readk — Periodically reads an orchestra control-signal value from an external file.


Periodically reads an orchestra control-signal value from a named external file in a specific format.


kres readk ifilname, iformat, iprd


ifilname -- an integer N denoting a file named "readk.N" or a character string (in double quotes, spaces permitted) denoting the external file name. For a string, it may either be a full path name with directory specified or a simple filename. In the later case, the file is sought first in the current directory, then in SSDIR, and finally in SFDIR.

iformat -- specifies the input data format:

  • 1 = 8-bit signed integers (char)

  • 4 = 16-bit short integers

  • 5 = 32-bit long integers

  • 6 = 32-bit floats

  • 7 = ASCII long integers (plain text)

  • 8 = ASCII floats (plain text)

Note that A-law and U-law formats are not available, and that all formats except the last two are binary. The input file should be a "raw", headerless data file.

iprd -- the rate (period) in seconds, rounded to the nearest orchestra control period, at which the signal is read from the input file. A value of 0 implies one control period (the enforced minimum), which will read new values at the orchestra control rate. Longer periods will cause the same values to repeat for more than one control period.


kres -- output of the signal read from ifilname.

This opcode allows a generated control signal value to be read from a named external file.

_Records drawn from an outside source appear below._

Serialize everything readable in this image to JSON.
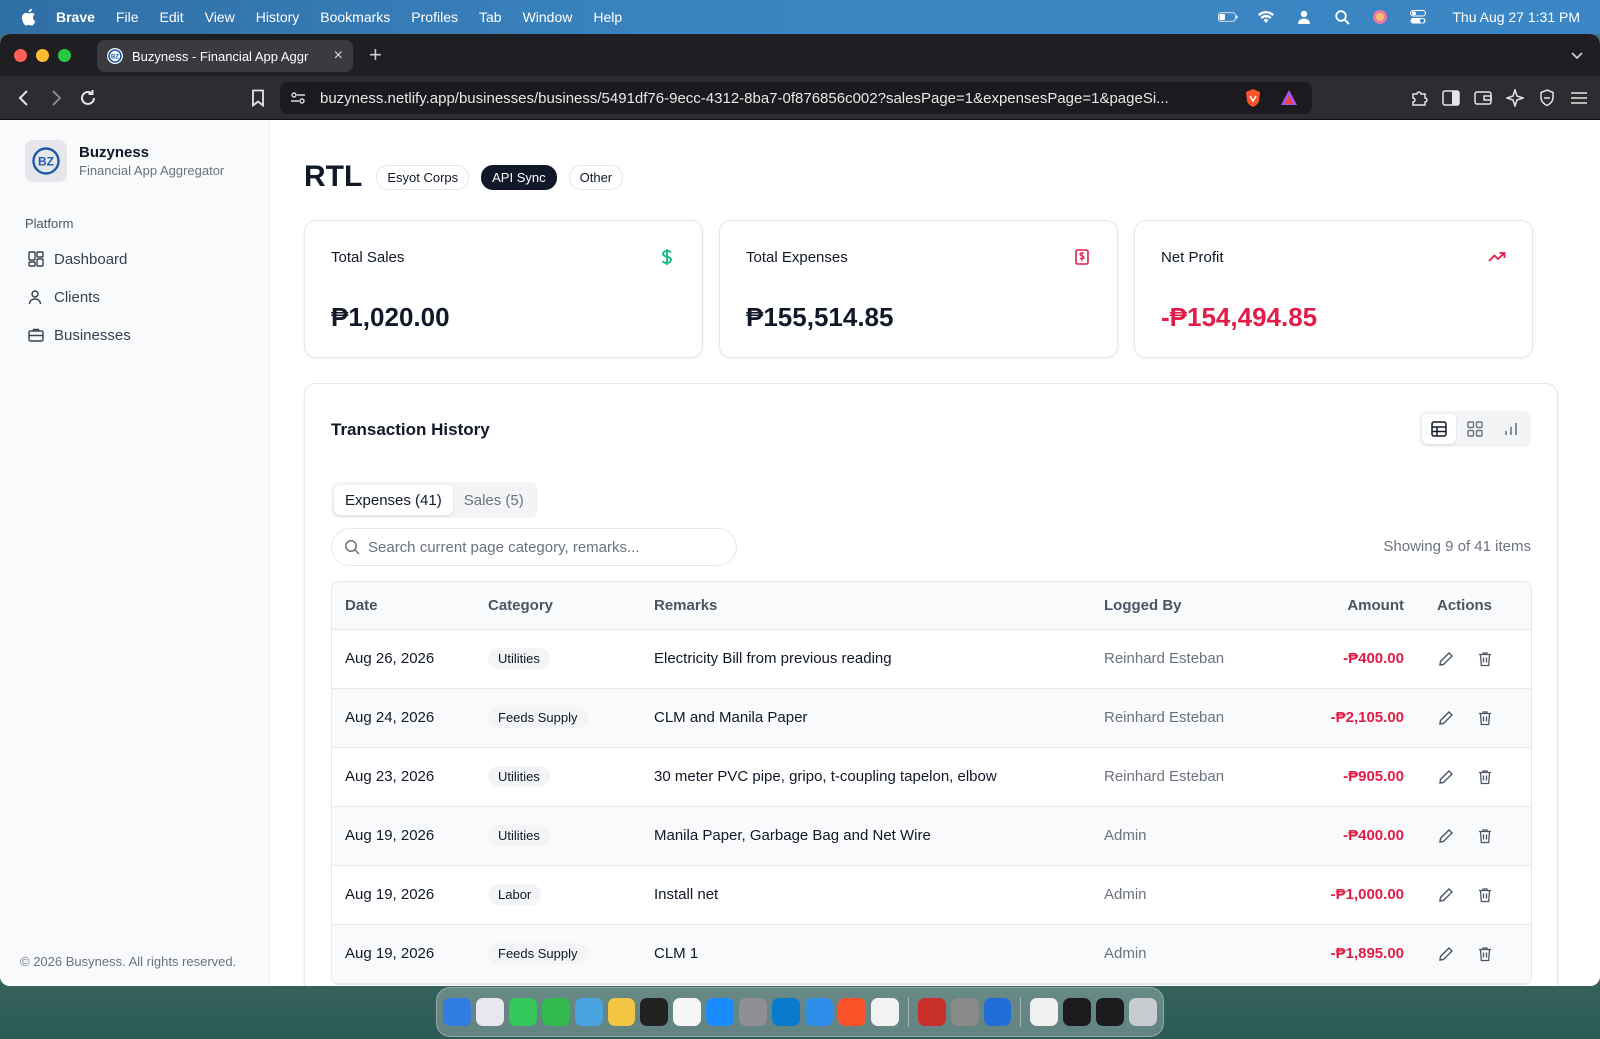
{
  "menubar": {
    "items": [
      "Brave",
      "File",
      "Edit",
      "View",
      "History",
      "Bookmarks",
      "Profiles",
      "Tab",
      "Window",
      "Help"
    ],
    "clock": "Thu Aug 27  1:31 PM"
  },
  "browser": {
    "tab_title": "Buzyness - Financial App Aggr",
    "tab_close": "×",
    "new_tab": "+",
    "url": "buzyness.netlify.app/businesses/business/5491df76-9ecc-4312-8ba7-0f876856c002?salesPage=1&expensesPage=1&pageSi..."
  },
  "brand": {
    "name": "Buzyness",
    "subtitle": "Financial App Aggregator",
    "logo_text": "BZ"
  },
  "sidebar": {
    "group_label": "Platform",
    "items": [
      {
        "label": "Dashboard",
        "icon": "dashboard-icon"
      },
      {
        "label": "Clients",
        "icon": "user-icon"
      },
      {
        "label": "Businesses",
        "icon": "briefcase-icon"
      }
    ],
    "copyright": "© 2026 Busyness. All rights reserved."
  },
  "page": {
    "title": "RTL",
    "tags": [
      "Esyot Corps",
      "API Sync",
      "Other"
    ]
  },
  "stats": [
    {
      "label": "Total Sales",
      "value": "₱1,020.00",
      "icon": "dollar-icon",
      "color": "#10b981"
    },
    {
      "label": "Total Expenses",
      "value": "₱155,514.85",
      "icon": "receipt-icon",
      "color": "#e11d48"
    },
    {
      "label": "Net Profit",
      "value": "-₱154,494.85",
      "icon": "trending-up-icon",
      "color": "#e11d48"
    }
  ],
  "transactions": {
    "title": "Transaction History",
    "tabs": [
      "Expenses (41)",
      "Sales (5)"
    ],
    "search_placeholder": "Search current page category, remarks...",
    "showing": "Showing 9 of 41 items",
    "columns": [
      "Date",
      "Category",
      "Remarks",
      "Logged By",
      "Amount",
      "Actions"
    ],
    "rows": [
      {
        "date": "Aug 26, 2026",
        "category": "Utilities",
        "remarks": "Electricity Bill from previous reading",
        "logged_by": "Reinhard Esteban",
        "amount": "-₱400.00"
      },
      {
        "date": "Aug 24, 2026",
        "category": "Feeds Supply",
        "remarks": "CLM and Manila Paper",
        "logged_by": "Reinhard Esteban",
        "amount": "-₱2,105.00"
      },
      {
        "date": "Aug 23, 2026",
        "category": "Utilities",
        "remarks": "30 meter PVC pipe, gripo, t-coupling tapelon, elbow",
        "logged_by": "Reinhard Esteban",
        "amount": "-₱905.00"
      },
      {
        "date": "Aug 19, 2026",
        "category": "Utilities",
        "remarks": "Manila Paper, Garbage Bag and Net Wire",
        "logged_by": "Admin",
        "amount": "-₱400.00"
      },
      {
        "date": "Aug 19, 2026",
        "category": "Labor",
        "remarks": "Install net",
        "logged_by": "Admin",
        "amount": "-₱1,000.00"
      },
      {
        "date": "Aug 19, 2026",
        "category": "Feeds Supply",
        "remarks": "CLM 1",
        "logged_by": "Admin",
        "amount": "-₱1,895.00"
      }
    ]
  },
  "colors": {
    "accent_negative": "#e11d48",
    "accent_positive": "#10b981",
    "brand_blue": "#1e5aa8"
  }
}
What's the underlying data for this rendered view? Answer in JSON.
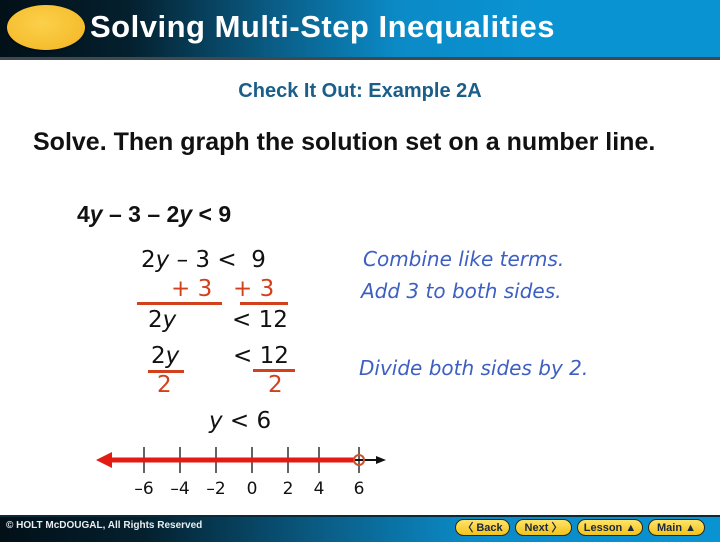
{
  "header": {
    "title": "Solving Multi-Step Inequalities"
  },
  "subtitle": "Check It Out: Example 2A",
  "prompt": "Solve. Then graph the solution set on a number line.",
  "problem": "4y – 3 – 2y < 9",
  "steps": {
    "line1": "2y – 3 <  9",
    "line2_left": "+ 3",
    "line2_right": "+ 3",
    "line3_left": "2y",
    "line3_right": "< 12",
    "line4_left_num": "2y",
    "line4_right": "< 12",
    "line4_left_den": "2",
    "line4_right_den": "2",
    "result": "y < 6"
  },
  "notes": {
    "combine": "Combine like terms.",
    "add": "Add 3 to both sides.",
    "divide": "Divide both sides by 2."
  },
  "number_line": {
    "ticks": [
      -6,
      -4,
      -2,
      0,
      2,
      4,
      6
    ],
    "tick_labels": [
      "–6",
      "–4",
      "–2",
      "0",
      "2",
      "4",
      "6"
    ],
    "solution": "y < 6",
    "endpoint": 6,
    "endpoint_type": "open",
    "shaded_direction": "left",
    "shade_color": "#e31b12",
    "circle_color": "#c8502a"
  },
  "footer": {
    "copyright": "© HOLT McDOUGAL, All Rights Reserved",
    "buttons": {
      "back": "〈 Back",
      "next": "Next 〉",
      "lesson": "Lesson",
      "main": "Main"
    }
  },
  "colors": {
    "title_blue": "#1a5e8a",
    "note_blue": "#3d5fc2",
    "step_red": "#d2401c",
    "sun_yellow": "#f5bd2e"
  }
}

The file should contain no header information but it should contain a regularly sampled time series of control values. For ASCII text formats, the values are assumed to be separated by at least one whitespace character. There may be any number of readk opcodes in an instrument or orchestra and they may read from the same or different files.


Here is an example of the readk opcode. It uses the file readk.csd.

Example 905. Example of the readk opcode.

See the sections Real-time Audio and Command Line Flags for more information on using command line flags.

; Select audio/midi flags here according to platform
; Audio out   Audio in
-odac           -iadc    ;;;RT audio I/O
; For Non-realtime ouput leave only the line below:
; -o readk.wav -W ;;; for file output any platform

; Initialize the global variables.
sr = 44100
kr = 4410
ksmps = 10
nchnls = 1

0dbfs = 1
; By Andres Cabrera 2008

instr 1
; Read a number from the file every 0.5 seconds
  kfibo readk "fibonacci.txt", 7, 0.5
  kpitchclass = 8 +  ((kfibo % 12)/100)
  printk2 kpitchclass
  kcps = cpspch( kpitchclass )
  printk2 kcps
  a1 oscil 0.5, kcps, 1
  out a1

f 1 0 1024 10 1
i 1 0 10


Here is another example of the readk opcode. It uses the file readk-2.csd.

Example 906. Example 2 of the readk opcode.

; Select audio/midi flags here according to platform
-odac      ;;;realtime audio out
;-iadc    ;;;uncomment -iadc if realtime audio input is needed too
; For Non-realtime ouput leave only the line below:
; -o readk-2.wav -W ;;; for file output any platform

sr = 44100
ksmps = 32
nchnls = 2
0dbfs  = 1

giSine ftgen 0, 0, 2^10, 10, 1

instr 1 ;writes a control signal to a file
kfreq randh  100, 1, 2, 1, 500 ;generates one random number between 400 and 600 per second
      dumpk  kfreq, "dumpk.txt", 8, 1 ;writes the control signal
      printk 1, kfreq 				 ;prints it

instr 2 ;reads the file written by instr 1
kfreq readk  "dumpk.txt", 8, 1
      printk 1, kfreq ;prints it
aout  poscil .2, kfreq, giSine
      outs   aout, aout

i 1 0 5
i 2 5 5

Its output should include lines like this:

WARNING: Seeding from current time 683384022

 i   1 time     1.00033:   463.64510
 i   1 time     2.00000:   463.64510
 i   1 time     3.00000:   483.14200
 i   1 time     4.00000:   567.55973
 i   1 time     5.00000:   576.37060
 i   1 time     6.00000:   460.66550

 i   2 time     6.00033:   463.64510
 i   2 time     7.00000:   463.64510
 i   2 time     8.00000:   483.14200
 i   2 time     9.00000:   567.55970
 i   2 time    10.00000:   576.37060
 i   2 time    11.00000:   460.66550

See also

File Input and Output


By: John ffitch and Barry L. Vercoe

1999 or earlier